Meanwhile bets continue to roll in on the name of our possible future queen or king. There’s more money on a girl, perhaps because earlier this year the Duchess of Cambridge blurted out “my d…” when referring to the bump.
But even so, lots of people are placing bets on James, which seems to me unlikely. Royal baby naming patterns tend to be highly predictable, especially when it comes to boys. The elder sons and heirs are usually named after previous post-conquest kings, to emphasise continuity and legitimacy, and they rarely choose radical names.
The last kings of England to have had new names were all foreigners whose parents would not have known they would own day get the top job in London; George I was a German and way down the list of heirs to the English crown, while James VI/I and his son Charles I both came from Scotland. Charles was in any case the younger son, his elder brother having been called Henry, to emphasise their descent from England’s Henry VII. (By the time James had married it was obviously highly likely he would inherit the throne of England.)
George I’s grandson, the Prince of Wales, was name Frederick, but died before his hated father (he was possibly killed playing cricket, although it was never proven), joining that list of kings of England that never were, Alphonso, Arthur and Albert. Victoria’s eldest son Albert was named after her beloved husband the consort, but the old man was not so beloved of the son who chose instead the title Edward VII. When his grandson Bertie was forced onto the throne in 1936 he went for George to highlight continuity with his father.

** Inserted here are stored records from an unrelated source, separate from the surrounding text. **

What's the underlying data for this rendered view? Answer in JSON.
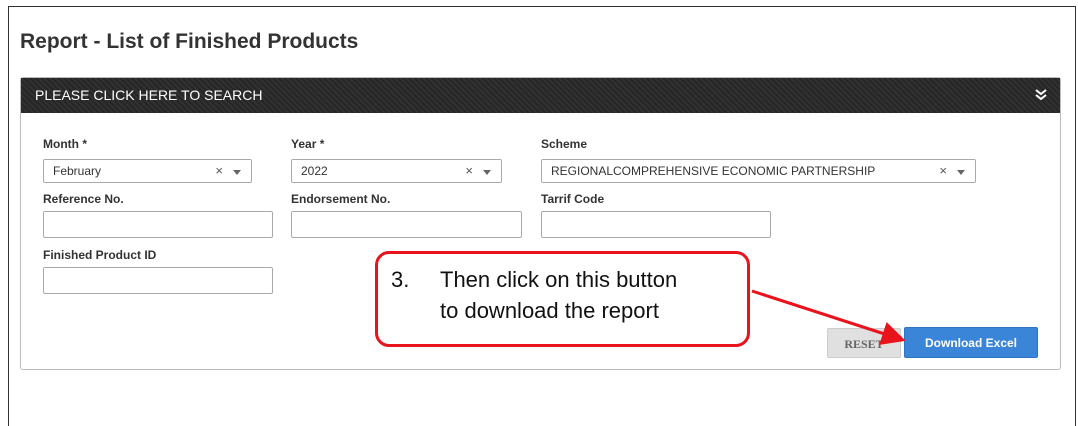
{
  "page": {
    "title": "Report - List of Finished Products"
  },
  "search_panel": {
    "header_label": "PLEASE CLICK HERE TO SEARCH"
  },
  "form": {
    "month": {
      "label": "Month *",
      "value": "February",
      "clear": "×"
    },
    "year": {
      "label": "Year *",
      "value": "2022",
      "clear": "×"
    },
    "scheme": {
      "label": "Scheme",
      "value": "REGIONALCOMPREHENSIVE ECONOMIC PARTNERSHIP",
      "clear": "×"
    },
    "reference_no": {
      "label": "Reference No.",
      "value": ""
    },
    "endorsement_no": {
      "label": "Endorsement No.",
      "value": ""
    },
    "tariff_code": {
      "label": "Tarrif Code",
      "value": ""
    },
    "finished_product_id": {
      "label": "Finished Product ID",
      "value": ""
    }
  },
  "buttons": {
    "reset": "RESET",
    "download": "Download Excel"
  },
  "callout": {
    "number": "3.",
    "line1": "Then click on this button",
    "line2": "to download the report",
    "color": "#e8131c"
  },
  "icons": {
    "collapse": "double-chevron-down-icon"
  }
}
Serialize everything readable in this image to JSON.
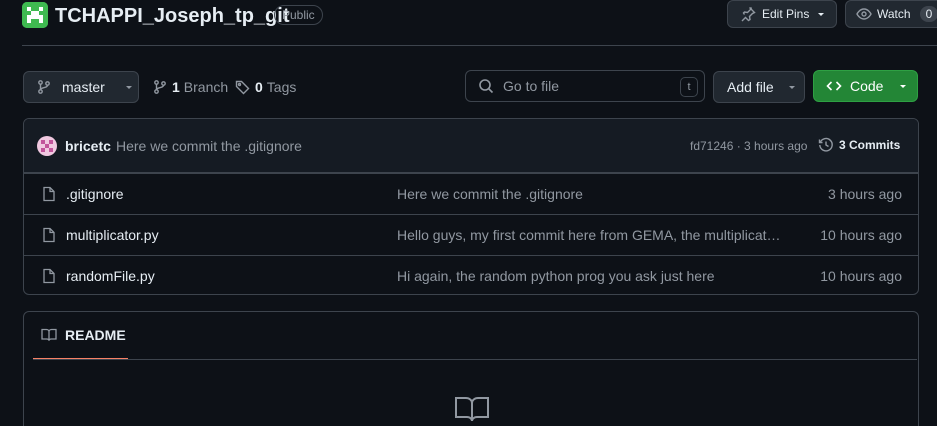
{
  "repo": {
    "name": "TCHAPPI_Joseph_tp_git",
    "visibility": "Public"
  },
  "header": {
    "edit_pins": "Edit Pins",
    "watch": "Watch",
    "watch_count": "0"
  },
  "toolbar": {
    "branch": "master",
    "branch_count": "1",
    "branch_label": "Branch",
    "tag_count": "0",
    "tag_label": "Tags",
    "search_placeholder": "Go to file",
    "search_shortcut": "t",
    "add_file": "Add file",
    "code": "Code"
  },
  "latest_commit": {
    "author": "bricetc",
    "message": "Here we commit the .gitignore",
    "hash_time": "fd71246 · 3 hours ago",
    "commits": "3 Commits"
  },
  "files": [
    {
      "name": ".gitignore",
      "message": "Here we commit the .gitignore",
      "time": "3 hours ago"
    },
    {
      "name": "multiplicator.py",
      "message": "Hello guys, my first commit here from GEMA, the multiplicator program",
      "time": "10 hours ago"
    },
    {
      "name": "randomFile.py",
      "message": "Hi again, the random python prog you ask just here",
      "time": "10 hours ago"
    }
  ],
  "readme": {
    "tab": "README"
  },
  "colors": {
    "accent": "#238636",
    "tab_underline": "#f78166",
    "bg": "#0d1117",
    "border": "#3d444d"
  }
}
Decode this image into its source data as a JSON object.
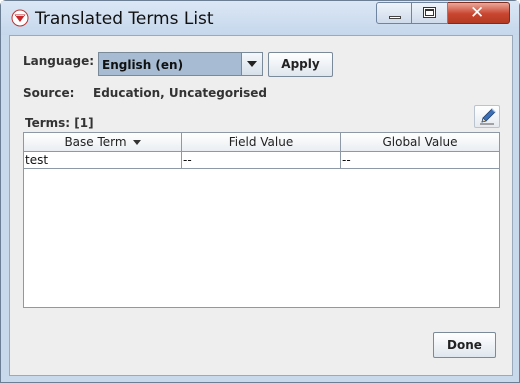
{
  "window": {
    "title": "Translated Terms List",
    "app_icon": "red-funnel-icon",
    "controls": {
      "minimize": "minimize-icon",
      "maximize": "maximize-icon",
      "close": "close-icon",
      "close_glyph": "✕"
    }
  },
  "language": {
    "label": "Language:",
    "selected": "English (en)"
  },
  "apply_label": "Apply",
  "source": {
    "label": "Source:",
    "value": "Education, Uncategorised"
  },
  "terms": {
    "label": "Terms: [1]",
    "edit_icon": "pencil-icon"
  },
  "table": {
    "columns": [
      "Base Term",
      "Field Value",
      "Global Value"
    ],
    "sorted_column": "Base Term",
    "rows": [
      [
        "test",
        "--",
        "--"
      ]
    ]
  },
  "done_label": "Done",
  "colors": {
    "select_bg": "#a7bcd3",
    "close_button": "#c8452f",
    "window_frame": "#c9d9ec"
  }
}
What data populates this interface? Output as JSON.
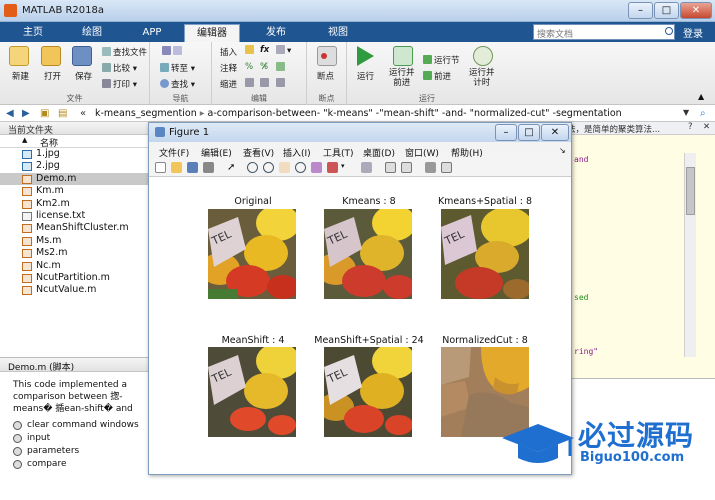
{
  "app": {
    "title": "MATLAB R2018a"
  },
  "tabs": [
    "主页",
    "绘图",
    "APP",
    "编辑器",
    "发布",
    "视图"
  ],
  "active_tab": "编辑器",
  "search": {
    "placeholder": "搜索文档"
  },
  "login_label": "登录",
  "ribbon": {
    "file": {
      "label": "文件",
      "new": "新建",
      "open": "打开",
      "save": "保存",
      "find_files": "查找文件",
      "compare": "比较",
      "print": "打印"
    },
    "navigate": {
      "label": "导航",
      "goto": "转至",
      "find": "查找"
    },
    "edit": {
      "label": "编辑",
      "insert": "插入",
      "comment": "注释",
      "indent": "缩进",
      "fx": "fx"
    },
    "breakpoints": {
      "label": "断点",
      "breakpoints": "断点"
    },
    "run": {
      "label": "运行",
      "run": "运行",
      "run_advance": "运行并\n前进",
      "run_section": "运行节",
      "advance": "前进",
      "run_time": "运行并\n计时"
    }
  },
  "address": {
    "crumbs": [
      "k-means_segmention",
      "a-comparison-between- \"k-means\" -\"mean-shift\" -and- \"normalized-cut\" -segmentation"
    ]
  },
  "left_pane": {
    "title": "当前文件夹",
    "col_name": "名称",
    "files": [
      {
        "name": "1.jpg",
        "type": "j"
      },
      {
        "name": "2.jpg",
        "type": "j"
      },
      {
        "name": "Demo.m",
        "type": "m",
        "selected": true
      },
      {
        "name": "Km.m",
        "type": "m"
      },
      {
        "name": "Km2.m",
        "type": "m"
      },
      {
        "name": "license.txt",
        "type": "t"
      },
      {
        "name": "MeanShiftCluster.m",
        "type": "m"
      },
      {
        "name": "Ms.m",
        "type": "m"
      },
      {
        "name": "Ms2.m",
        "type": "m"
      },
      {
        "name": "Nc.m",
        "type": "m"
      },
      {
        "name": "NcutPartition.m",
        "type": "m"
      },
      {
        "name": "NcutValue.m",
        "type": "m"
      }
    ]
  },
  "details": {
    "title": "Demo.m  (脚本)",
    "description": "This code implemented a comparison between 揔-means� 揗ean-shift� and",
    "sections": [
      "clear command windows",
      "input",
      "parameters",
      "compare"
    ]
  },
  "right_pane": {
    "header": "法，是简单的聚类算法...",
    "code_lines": [
      "and",
      "sed",
      "ring\""
    ]
  },
  "figure": {
    "title": "Figure 1",
    "menus": [
      "文件(F)",
      "编辑(E)",
      "查看(V)",
      "插入(I)",
      "工具(T)",
      "桌面(D)",
      "窗口(W)",
      "帮助(H)"
    ],
    "plots": [
      {
        "title": "Original"
      },
      {
        "title": "Kmeans : 8"
      },
      {
        "title": "Kmeans+Spatial : 8"
      },
      {
        "title": "MeanShift : 4"
      },
      {
        "title": "MeanShift+Spatial : 24"
      },
      {
        "title": "NormalizedCut : 8"
      }
    ]
  },
  "watermark": {
    "text": "必过源码",
    "url": "Biguo100.com"
  }
}
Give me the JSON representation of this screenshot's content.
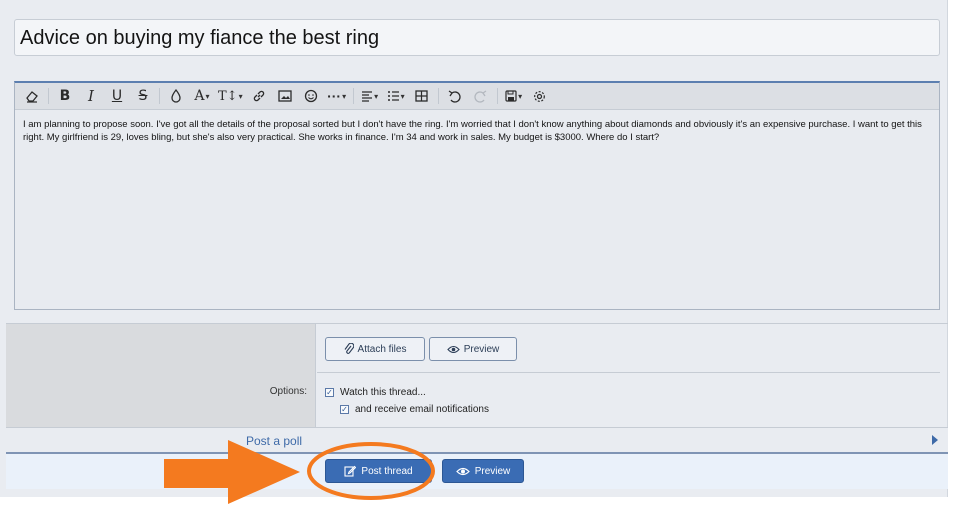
{
  "title_input": {
    "value": "Advice on buying my fiance the best ring"
  },
  "toolbar": {
    "items": [
      {
        "name": "clear-formatting-icon"
      },
      {
        "name": "bold-icon",
        "glyph": "B"
      },
      {
        "name": "italic-icon",
        "glyph": "I"
      },
      {
        "name": "underline-icon",
        "glyph": "U"
      },
      {
        "name": "strikethrough-icon",
        "glyph": "S"
      },
      {
        "name": "text-color-icon"
      },
      {
        "name": "font-family-icon",
        "glyph": "A"
      },
      {
        "name": "font-size-icon",
        "glyph": "T↕"
      },
      {
        "name": "link-icon"
      },
      {
        "name": "image-icon"
      },
      {
        "name": "smiley-icon"
      },
      {
        "name": "more-icon",
        "glyph": "···"
      },
      {
        "name": "align-icon"
      },
      {
        "name": "list-icon"
      },
      {
        "name": "table-icon"
      },
      {
        "name": "undo-icon"
      },
      {
        "name": "redo-icon"
      },
      {
        "name": "drafts-icon"
      },
      {
        "name": "settings-icon"
      }
    ]
  },
  "editor": {
    "body": "I am planning to propose soon. I've got all the details of the proposal sorted but I don't have the ring. I'm worried that I don't know anything about diamonds and obviously it's an expensive purchase. I want to get this right. My girlfriend is 29, loves bling, but she's also very practical. She works in finance. I'm 34 and work in sales. My budget is $3000. Where do I start?"
  },
  "attachments": {
    "attach_label": "Attach files",
    "preview_label": "Preview"
  },
  "options": {
    "label": "Options:",
    "watch_label": "Watch this thread...",
    "watch_checked": true,
    "email_label": "and receive email notifications",
    "email_checked": true
  },
  "poll": {
    "label": "Post a poll"
  },
  "submit": {
    "post_label": "Post thread",
    "preview_label": "Preview"
  },
  "colors": {
    "accent": "#3a6cb4",
    "highlight_annotation": "#f47a1f"
  }
}
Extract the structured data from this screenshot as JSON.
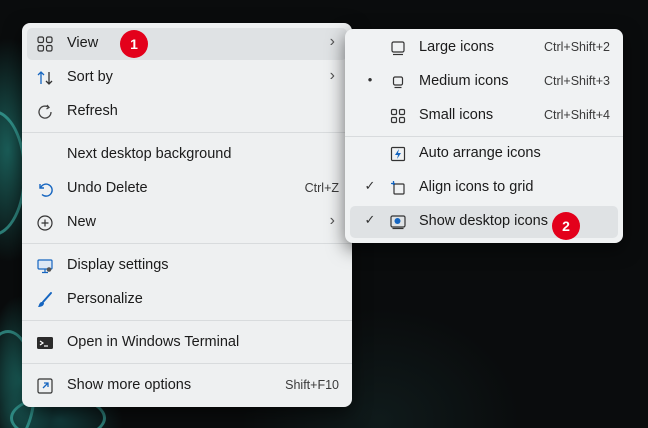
{
  "main_menu": {
    "items": [
      {
        "label": "View",
        "icon": "view-grid-icon",
        "submenu": true
      },
      {
        "label": "Sort by",
        "icon": "sort-icon",
        "submenu": true
      },
      {
        "label": "Refresh",
        "icon": "refresh-icon"
      },
      {
        "label": "Next desktop background"
      },
      {
        "label": "Undo Delete",
        "icon": "undo-icon",
        "shortcut": "Ctrl+Z"
      },
      {
        "label": "New",
        "icon": "new-plus-icon",
        "submenu": true
      },
      {
        "label": "Display settings",
        "icon": "display-icon"
      },
      {
        "label": "Personalize",
        "icon": "brush-icon"
      },
      {
        "label": "Open in Windows Terminal",
        "icon": "terminal-icon"
      },
      {
        "label": "Show more options",
        "icon": "show-more-icon",
        "shortcut": "Shift+F10"
      }
    ]
  },
  "view_submenu": {
    "items": [
      {
        "label": "Large icons",
        "shortcut": "Ctrl+Shift+2",
        "icon": "large-icons-icon",
        "mark": ""
      },
      {
        "label": "Medium icons",
        "shortcut": "Ctrl+Shift+3",
        "icon": "medium-icons-icon",
        "mark": "•"
      },
      {
        "label": "Small icons",
        "shortcut": "Ctrl+Shift+4",
        "icon": "small-icons-icon",
        "mark": ""
      },
      {
        "label": "Auto arrange icons",
        "icon": "auto-arrange-icon",
        "mark": ""
      },
      {
        "label": "Align icons to grid",
        "icon": "align-grid-icon",
        "mark": "✓"
      },
      {
        "label": "Show desktop icons",
        "icon": "show-desktop-icons-icon",
        "mark": "✓"
      }
    ]
  },
  "badges": [
    "1",
    "2"
  ],
  "colors": {
    "accent": "#1565c0",
    "badge": "#e3001b",
    "menu_bg": "#eef0f1"
  }
}
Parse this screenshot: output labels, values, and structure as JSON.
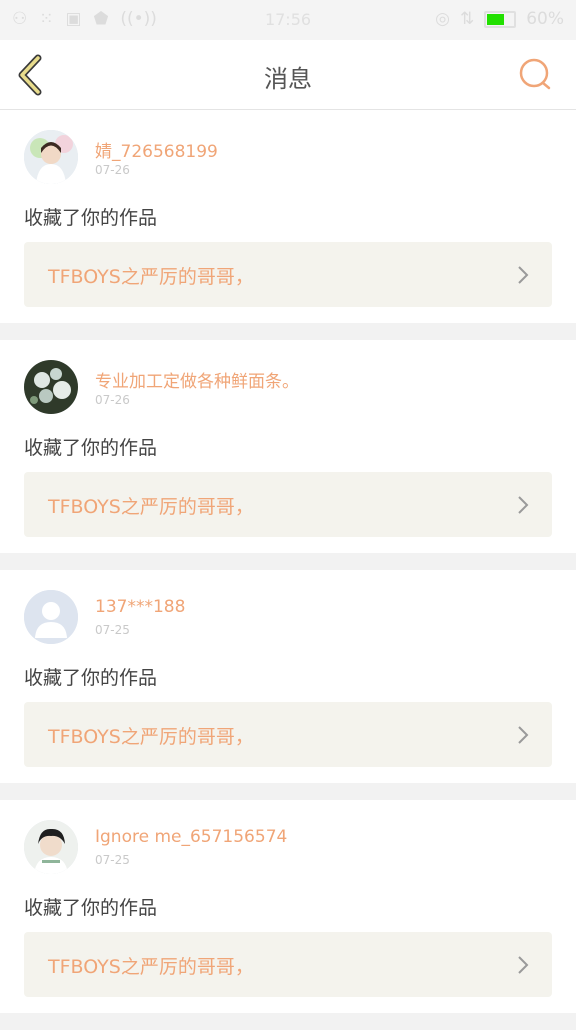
{
  "status_bar": {
    "time": "17:56",
    "battery_percent": "60%",
    "battery_level": 0.6
  },
  "header": {
    "title": "消息"
  },
  "icons": {
    "back": "chevron-left-icon",
    "search": "search-icon",
    "item_arrow": "chevron-right-icon"
  },
  "colors": {
    "accent": "#f0a577",
    "back_icon": "#e8dc8c",
    "work_box_bg": "#f4f3ed",
    "battery": "#22e000"
  },
  "messages": [
    {
      "username": "婧_726568199",
      "date": "07-26",
      "action": "收藏了你的作品",
      "work_title": "TFBOYS之严厉的哥哥，",
      "avatar": "photo-girl"
    },
    {
      "username": "专业加工定做各种鲜面条。",
      "date": "07-26",
      "action": "收藏了你的作品",
      "work_title": "TFBOYS之严厉的哥哥，",
      "avatar": "photo-flowers"
    },
    {
      "username": "137***188",
      "date": "07-25",
      "action": "收藏了你的作品",
      "work_title": "TFBOYS之严厉的哥哥，",
      "avatar": "default-person"
    },
    {
      "username": "Ignore me_657156574",
      "date": "07-25",
      "action": "收藏了你的作品",
      "work_title": "TFBOYS之严厉的哥哥，",
      "avatar": "photo-boy"
    }
  ]
}
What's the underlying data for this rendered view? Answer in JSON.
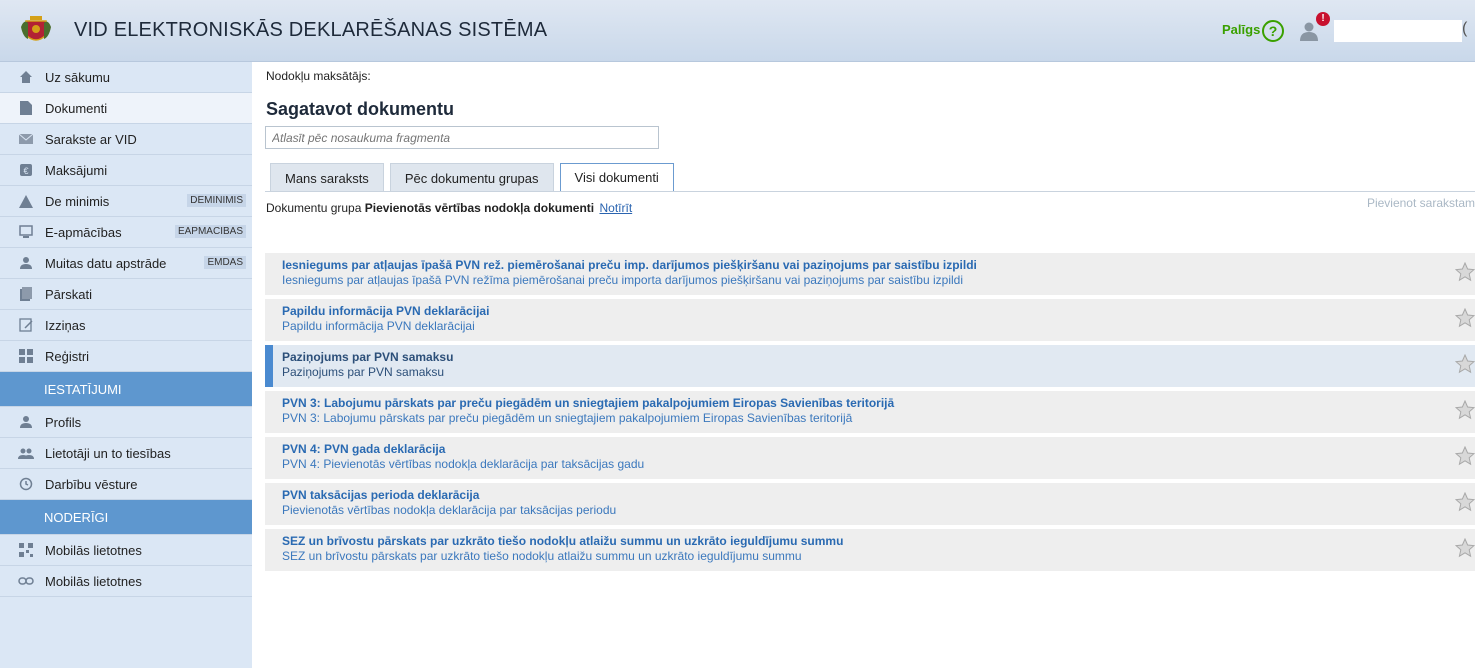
{
  "header": {
    "title": "VID ELEKTRONISKĀS DEKLARĒŠANAS SISTĒMA",
    "help_label": "Palīgs",
    "help_icon": "?",
    "notification_count": "!"
  },
  "sidebar": {
    "items": [
      {
        "label": "Uz sākumu",
        "icon": "home-icon"
      },
      {
        "label": "Dokumenti",
        "icon": "document-icon"
      },
      {
        "label": "Sarakste ar VID",
        "icon": "mail-icon"
      },
      {
        "label": "Maksājumi",
        "icon": "payment-icon"
      },
      {
        "label": "De minimis",
        "icon": "warning-icon",
        "tag": "DEMINIMIS"
      },
      {
        "label": "E-apmācības",
        "icon": "monitor-icon",
        "tag": "EAPMACIBAS"
      },
      {
        "label": "Muitas datu apstrāde",
        "icon": "customs-icon",
        "tag": "EMDAS"
      },
      {
        "label": "Pārskati",
        "icon": "reports-icon"
      },
      {
        "label": "Izziņas",
        "icon": "certificate-icon"
      },
      {
        "label": "Reģistri",
        "icon": "grid-icon"
      }
    ],
    "section_settings": "IESTATĪJUMI",
    "settings_items": [
      {
        "label": "Profils",
        "icon": "user-icon"
      },
      {
        "label": "Lietotāji un to tiesības",
        "icon": "users-icon"
      },
      {
        "label": "Darbību vēsture",
        "icon": "history-icon"
      }
    ],
    "section_useful": "NODERĪGI",
    "useful_items": [
      {
        "label": "Mobilās lietotnes",
        "icon": "qr-icon"
      },
      {
        "label": "Mobilās lietotnes",
        "icon": "link-icon"
      }
    ]
  },
  "main": {
    "payer_label": "Nodokļu maksātājs:",
    "title": "Sagatavot dokumentu",
    "search_placeholder": "Atlasīt pēc nosaukuma fragmenta",
    "tabs": [
      "Mans saraksts",
      "Pēc dokumentu grupas",
      "Visi dokumenti"
    ],
    "group_prefix": "Dokumentu grupa",
    "group_name": "Pievienotās vērtības nodokļa dokumenti",
    "clear_label": "Notīrīt",
    "add_to_list": "Pievienot sarakstam",
    "documents": [
      {
        "title": "Iesniegums par atļaujas īpašā PVN rež. piemērošanai preču imp. darījumos piešķiršanu vai paziņojums par saistību izpildi",
        "subtitle": "Iesniegums par atļaujas īpašā PVN režīma piemērošanai preču importa darījumos piešķiršanu vai paziņojums par saistību izpildi"
      },
      {
        "title": "Papildu informācija PVN deklarācijai",
        "subtitle": "Papildu informācija PVN deklarācijai"
      },
      {
        "title": "Paziņojums par PVN samaksu",
        "subtitle": "Paziņojums par PVN samaksu"
      },
      {
        "title": "PVN 3: Labojumu pārskats par preču piegādēm un sniegtajiem pakalpojumiem Eiropas Savienības teritorijā",
        "subtitle": "PVN 3: Labojumu pārskats par preču piegādēm un sniegtajiem pakalpojumiem Eiropas Savienības teritorijā"
      },
      {
        "title": "PVN 4: PVN gada deklarācija",
        "subtitle": "PVN 4: Pievienotās vērtības nodokļa deklarācija par taksācijas gadu"
      },
      {
        "title": "PVN taksācijas perioda deklarācija",
        "subtitle": "Pievienotās vērtības nodokļa deklarācija par taksācijas periodu"
      },
      {
        "title": "SEZ un brīvostu pārskats par uzkrāto tiešo nodokļu atlaižu summu un uzkrāto ieguldījumu summu",
        "subtitle": "SEZ un brīvostu pārskats par uzkrāto tiešo nodokļu atlaižu summu un uzkrāto ieguldījumu summu"
      }
    ]
  },
  "colors": {
    "accent": "#5e97cf",
    "sidebar_bg": "#dbe7f5",
    "link": "#2a6ab2",
    "help_green": "#3aa000"
  }
}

So there are only a limited number of names to choose; Charles, Edward, William and Henry are already taken in the immediate royal family, and it is not the custom today to repeat names in this or any other family. Names associated with tarnished monarchs are rarely repeated, so that John and Richard, the last bearers of which both killed nephews (although John’s nephew was older and somewhat deserved it) are out for being too brutal, and Stephen for being too weak. James II is considered a tyrant and loser by everyone except Catholics, and papists are hardly at the cultural vanguard right now. So that leaves only George, which at 10/1 seems like very good odds to me, especially as George VI is fondly regarded (helped by the recent film, The King’s Speech).
As for girls, Alexandra and Charlotte are the favourites, both elegant and regal names (the wives of Edward VII and George IV respectively). Victoria seems like a good bet, as does Elizabeth, the Queen being aged and at the peak of her popularity. But who knows? Perhaps we’ll have Queen Diana. The more I read about the late princess the more I admire this kind and loving woman, and come to think that her reputation was rather tarnished by the morons who hung around outside Buckingham Palace, bullying the Queen into joining their collective hysteria in that strange week in 1997. Now with the royals soaring in popularity that seems like a very, very long time ago.